], suggests that the observed association between underhydration and increased mortality is not solely attributable to urine osmolality of 500 mmol/kg or more due to uncontrolled diabetes-related glycosuria. Urine glucose data were not available to rule out a confounding by glycosuria. Future work to confirm and characterize an independent effect of underhydration on mortality should consider potential confounding by glycosuria.
Acknowledging that observational data might be informative regarding causal effects, even when confounding variables are unmeasured [93
], the present analysis reported weighted probabilities of having health conditions and estimated number of deaths, in addition to relative hazard ratios, in case readers wish to apply front door or do-calculus techniques to estimate the probability of death caused by underhydration. Front door adjustment may not be applicable to the present estimation problem, however, if the unmeasured confounders (e.g., environmental factors, pain, psychological stress) have a strong effect on the mediating metabolic dysregulation. Independence of the intermediate from the unobserved confounder is a prerequisite for using front door adjustment [93
]. The lack of data regarding metabolic dysregulation from an intermediate time point limits the approach. Information or assumptions about a weak, negligible effect of environmental and psychological factors on metabolic dysregulation, which remains consistent over time, in the population of interest might enable front door adjustment.
4.7. Analysis Limitations
The present analysis was limited by the non-randomized, observational design, lack of serial measures of hydration biomarkers, chronic health conditions, relatively short 3 to 6 year follow-up period and small number of deaths. Although chronic health condition was determined from laboratory tests and multivariable models were used to control for confounding, the results are vulnerable to measurement or misclassification error and residual confounding. Interpretation of the results is limited to descriptive purposes and hypothesis generation about underlying causal mechanisms.
The analysis defined hydration in terms of biomarkers, which are sensitive to hypertonic dehydration but may be relatively insensitive to isotonic dehydration and/or hypohydration for persons with deficits in urine concentrating ability. The hydration criteria may have limited interpretation for individuals with advanced chronic disease. Serum sodium and urine osmolality are influenced by chronic health conditions. Hyperglycemia can distort serum sodium downwards. Urine glucose may distort urine osmolality upwards. Medications prescribed for chronic disease, such as diuretics, may disassociate serum sodium and urine osmolality from dietary intake. Renal urine concentration and/or urine dilution capacity may influence urine osmolality. The present sensitivity analyses confirmed that older age significantly modifies the effect of underhydration on chronic disease mortality.
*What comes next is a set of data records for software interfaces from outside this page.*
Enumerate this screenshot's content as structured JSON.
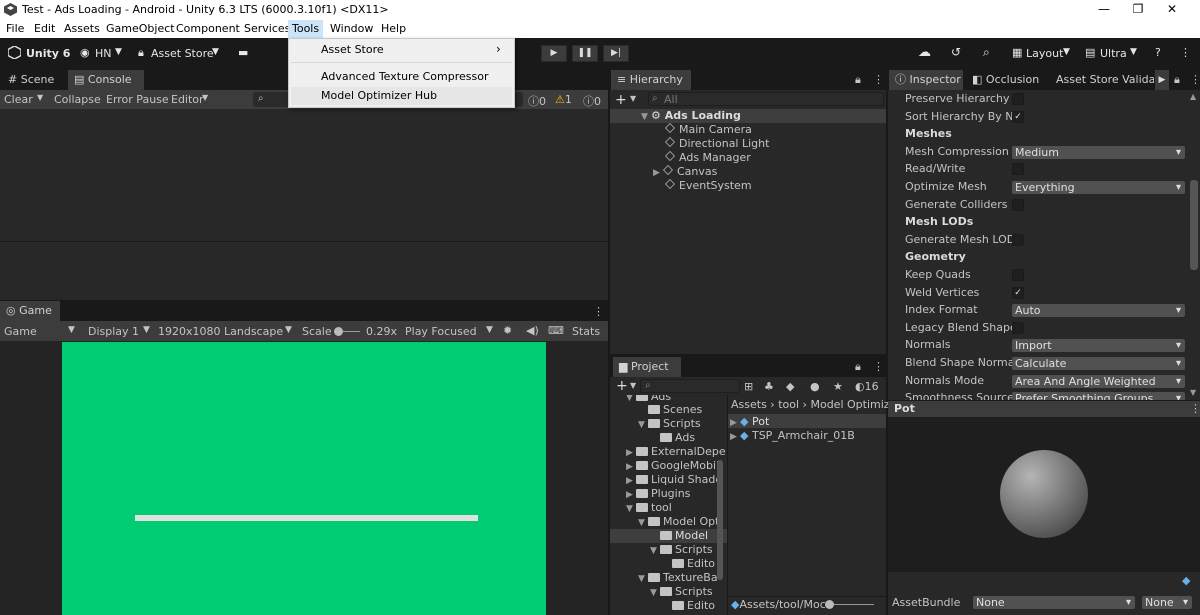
{
  "window": {
    "title": "Test - Ads Loading - Android - Unity 6.3 LTS (6000.3.10f1) <DX11>",
    "min": "—",
    "max": "❐",
    "close": "✕"
  },
  "menubar": [
    "File",
    "Edit",
    "Assets",
    "GameObject",
    "Component",
    "Services",
    "Tools",
    "Window",
    "Help"
  ],
  "toolbar": {
    "unity": "Unity 6",
    "account": "HN",
    "asset_store": "Asset Store",
    "layout": "Layout",
    "quality": "Ultra"
  },
  "tools_menu": {
    "items": [
      "Asset Store",
      "Advanced Texture Compressor",
      "Model Optimizer Hub"
    ],
    "submenu_arrow": "›"
  },
  "scene_tabs": {
    "scene": "Scene",
    "console": "Console"
  },
  "console": {
    "clear": "Clear",
    "collapse": "Collapse",
    "error_pause": "Error Pause",
    "editor": "Editor",
    "log_count": "0",
    "warn_count": "1",
    "error_count": "0"
  },
  "game": {
    "tab": "Game",
    "mode": "Game",
    "display": "Display 1",
    "resolution": "1920x1080 Landscape",
    "scale_label": "Scale",
    "scale_value": "0.29x",
    "play_focused": "Play Focused",
    "stats": "Stats",
    "bg_color": "#00cc74",
    "progress": 1.0
  },
  "hierarchy": {
    "tab": "Hierarchy",
    "search": "All",
    "scene": "Ads Loading",
    "items": [
      "Main Camera",
      "Directional Light",
      "Ads Manager",
      "Canvas",
      "EventSystem"
    ]
  },
  "project": {
    "tab": "Project",
    "count": "16",
    "tree": [
      "Ads",
      "Scenes",
      "Scripts",
      "Ads",
      "ExternalDepe",
      "GoogleMobil",
      "Liquid Shade",
      "Plugins",
      "tool",
      "Model Opt",
      "Model",
      "Scripts",
      "Edito",
      "TextureBa",
      "Scripts",
      "Edito"
    ],
    "breadcrumb": [
      "Assets",
      "tool",
      "Model Optimiz"
    ],
    "files": [
      "Pot",
      "TSP_Armchair_01B"
    ],
    "path": "Assets/tool/Moc"
  },
  "inspector": {
    "tabs": [
      "Inspector",
      "Occlusion",
      "Asset Store Validato"
    ],
    "rows": [
      {
        "label": "Preserve Hierarchy",
        "type": "check",
        "value": ""
      },
      {
        "label": "Sort Hierarchy By Nar",
        "type": "check",
        "value": "✓"
      },
      {
        "label": "Meshes",
        "type": "header"
      },
      {
        "label": "Mesh Compression",
        "type": "drop",
        "value": "Medium"
      },
      {
        "label": "Read/Write",
        "type": "check",
        "value": ""
      },
      {
        "label": "Optimize Mesh",
        "type": "drop",
        "value": "Everything"
      },
      {
        "label": "Generate Colliders",
        "type": "check",
        "value": ""
      },
      {
        "label": "Mesh LODs",
        "type": "header"
      },
      {
        "label": "Generate Mesh LODs",
        "type": "check",
        "value": ""
      },
      {
        "label": "Geometry",
        "type": "header"
      },
      {
        "label": "Keep Quads",
        "type": "check",
        "value": ""
      },
      {
        "label": "Weld Vertices",
        "type": "check",
        "value": "✓"
      },
      {
        "label": "Index Format",
        "type": "drop",
        "value": "Auto"
      },
      {
        "label": "Legacy Blend Shape",
        "type": "check",
        "value": ""
      },
      {
        "label": "Normals",
        "type": "drop",
        "value": "Import"
      },
      {
        "label": "Blend Shape Normals",
        "type": "drop",
        "value": "Calculate"
      },
      {
        "label": "Normals Mode",
        "type": "drop",
        "value": "Area And Angle Weighted"
      },
      {
        "label": "Smoothness Source",
        "type": "drop",
        "value": "Prefer Smoothing Groups"
      }
    ],
    "preview_title": "Pot",
    "assetbundle_label": "AssetBundle",
    "assetbundle_value": "None",
    "variant_value": "None"
  }
}
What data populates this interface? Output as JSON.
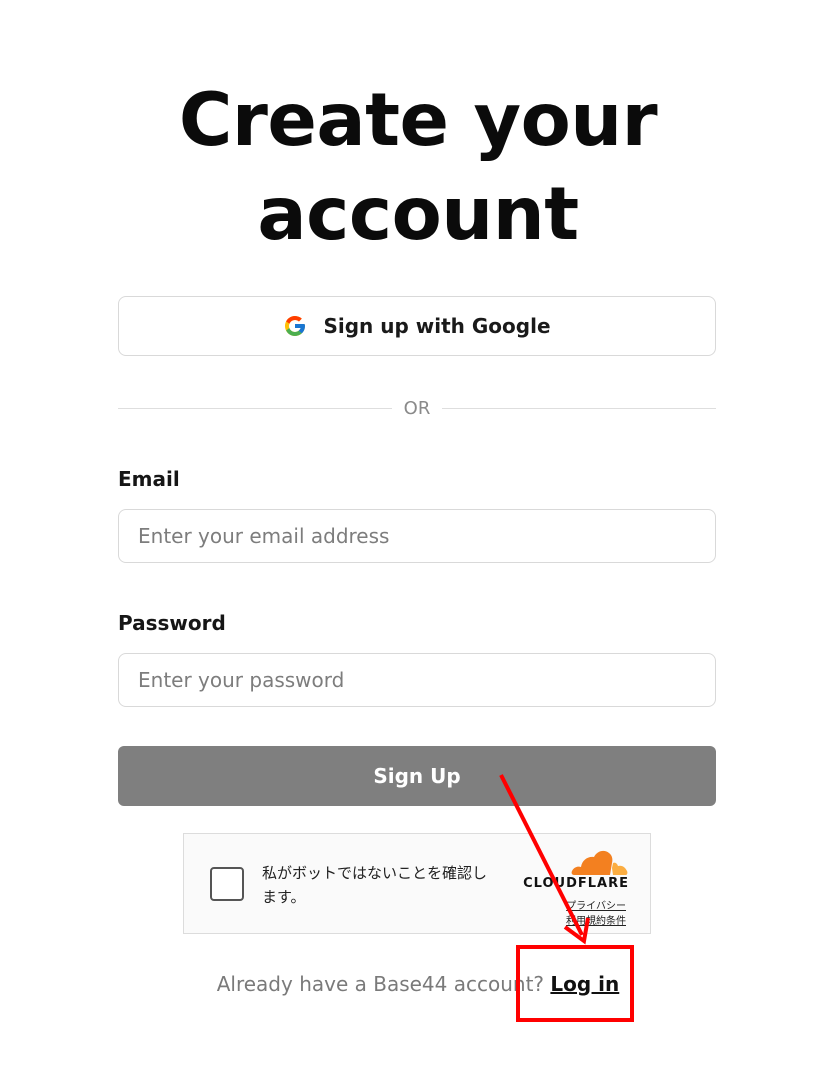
{
  "page": {
    "title_line1": "Create your",
    "title_line2": "account"
  },
  "google_button": {
    "icon": "google-g-icon",
    "label": "Sign up with Google"
  },
  "divider": {
    "text": "OR"
  },
  "email": {
    "label": "Email",
    "placeholder": "Enter your email address",
    "value": ""
  },
  "password": {
    "label": "Password",
    "placeholder": "Enter your password",
    "value": ""
  },
  "signup_button": {
    "label": "Sign Up"
  },
  "captcha": {
    "checkbox_text": "私がボットではないことを確認します。",
    "brand": "CLOUDFLARE",
    "privacy_link": "プライバシー",
    "terms_link": "利用規約条件"
  },
  "footer": {
    "prompt": "Already have a Base44 account?",
    "login_link": "Log in"
  },
  "colors": {
    "signup_button_bg": "#7f7f7f",
    "annotation_red": "#ff0000",
    "cloudflare_orange": "#f38020"
  }
}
4.8. Future Directions
In addition to the question of whether or not underhydration truly causes an increased risk of chronic disease and mortality, the present results raise questions about what type and amount of water intake could reduce said risk. In the preceding NHANES analysis, the prevalence of not meeting hydration criteria was significantly higher for non-acutely ill men and women aged 51–70 years with daily total water intake (TWI) below 45 mL/kg or plain drinking water intake (PWI) below 20 mL/kg [1
]. The discussion of that paper calls for careful sensitivity and specificity analyses to identify the optimal ml/kg TWI and PWI for each population sub-group and condition. Group- and condition-specific randomized trials are needed to test effects of different levels of water intake, defined relative to optimal ml/kg TWI or PWI cutoffs, on chronic disease incidence and progression.